■ **What is expected**
When a line in the listing below contains the word "title", return a copy of that line.
++++ Information shown
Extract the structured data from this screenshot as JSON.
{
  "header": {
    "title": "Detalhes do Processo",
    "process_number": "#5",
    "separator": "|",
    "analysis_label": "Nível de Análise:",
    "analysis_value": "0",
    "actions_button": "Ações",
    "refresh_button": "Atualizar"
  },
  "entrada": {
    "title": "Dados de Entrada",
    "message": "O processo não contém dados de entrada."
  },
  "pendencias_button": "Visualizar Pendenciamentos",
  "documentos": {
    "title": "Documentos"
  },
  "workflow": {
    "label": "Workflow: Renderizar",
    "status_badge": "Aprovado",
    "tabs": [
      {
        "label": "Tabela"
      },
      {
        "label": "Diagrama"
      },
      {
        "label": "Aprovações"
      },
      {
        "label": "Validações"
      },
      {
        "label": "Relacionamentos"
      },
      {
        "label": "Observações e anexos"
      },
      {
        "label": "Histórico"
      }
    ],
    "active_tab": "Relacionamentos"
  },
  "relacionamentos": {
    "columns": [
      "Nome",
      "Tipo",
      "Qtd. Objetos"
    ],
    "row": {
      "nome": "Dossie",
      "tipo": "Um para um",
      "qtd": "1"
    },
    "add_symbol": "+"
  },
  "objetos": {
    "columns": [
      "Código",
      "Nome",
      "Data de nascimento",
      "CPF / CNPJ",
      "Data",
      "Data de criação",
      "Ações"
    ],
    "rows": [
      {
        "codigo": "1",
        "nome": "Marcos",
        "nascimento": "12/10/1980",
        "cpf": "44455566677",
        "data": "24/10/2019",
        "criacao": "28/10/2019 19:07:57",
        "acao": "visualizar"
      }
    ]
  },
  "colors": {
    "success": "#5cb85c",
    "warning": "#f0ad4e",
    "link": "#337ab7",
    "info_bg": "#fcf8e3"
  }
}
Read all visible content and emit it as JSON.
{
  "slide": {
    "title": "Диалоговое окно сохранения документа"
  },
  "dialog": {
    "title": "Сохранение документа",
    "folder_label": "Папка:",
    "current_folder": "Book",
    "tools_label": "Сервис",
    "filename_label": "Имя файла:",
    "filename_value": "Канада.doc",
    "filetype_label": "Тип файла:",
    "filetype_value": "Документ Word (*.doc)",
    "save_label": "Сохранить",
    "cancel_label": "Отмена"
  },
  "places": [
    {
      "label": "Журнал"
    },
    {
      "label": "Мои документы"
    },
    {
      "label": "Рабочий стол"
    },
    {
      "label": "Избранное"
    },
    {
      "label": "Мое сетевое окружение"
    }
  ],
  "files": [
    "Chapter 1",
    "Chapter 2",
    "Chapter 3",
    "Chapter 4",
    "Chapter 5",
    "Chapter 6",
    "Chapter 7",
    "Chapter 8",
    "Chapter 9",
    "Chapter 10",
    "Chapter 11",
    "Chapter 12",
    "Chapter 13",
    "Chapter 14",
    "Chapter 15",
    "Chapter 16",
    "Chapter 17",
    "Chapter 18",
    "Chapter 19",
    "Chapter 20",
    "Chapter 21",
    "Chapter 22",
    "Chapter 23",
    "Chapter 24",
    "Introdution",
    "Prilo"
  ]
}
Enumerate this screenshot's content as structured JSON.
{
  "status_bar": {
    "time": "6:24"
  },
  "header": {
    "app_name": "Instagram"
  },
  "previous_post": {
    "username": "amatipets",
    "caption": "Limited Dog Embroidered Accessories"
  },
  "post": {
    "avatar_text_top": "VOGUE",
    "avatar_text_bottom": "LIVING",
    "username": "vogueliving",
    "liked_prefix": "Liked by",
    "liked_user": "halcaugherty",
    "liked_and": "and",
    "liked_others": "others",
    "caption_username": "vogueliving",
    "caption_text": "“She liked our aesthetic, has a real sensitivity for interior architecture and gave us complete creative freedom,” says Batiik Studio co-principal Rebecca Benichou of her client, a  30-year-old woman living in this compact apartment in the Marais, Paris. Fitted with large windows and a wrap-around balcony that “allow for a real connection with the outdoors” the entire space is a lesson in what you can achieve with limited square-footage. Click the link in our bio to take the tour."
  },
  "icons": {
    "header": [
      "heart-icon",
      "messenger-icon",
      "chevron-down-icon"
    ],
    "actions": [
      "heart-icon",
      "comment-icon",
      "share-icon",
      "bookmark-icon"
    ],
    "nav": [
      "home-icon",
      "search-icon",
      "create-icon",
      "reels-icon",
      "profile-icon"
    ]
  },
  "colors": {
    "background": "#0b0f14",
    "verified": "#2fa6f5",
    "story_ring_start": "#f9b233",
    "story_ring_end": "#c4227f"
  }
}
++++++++
■ **Answer section**
    "title": "Detalhes do Processo",
    "title": "Dados de Entrada",
    "title": "Documentos"
    "title": "Диалоговое окно сохранения документа"
    "title": "Сохранение документа",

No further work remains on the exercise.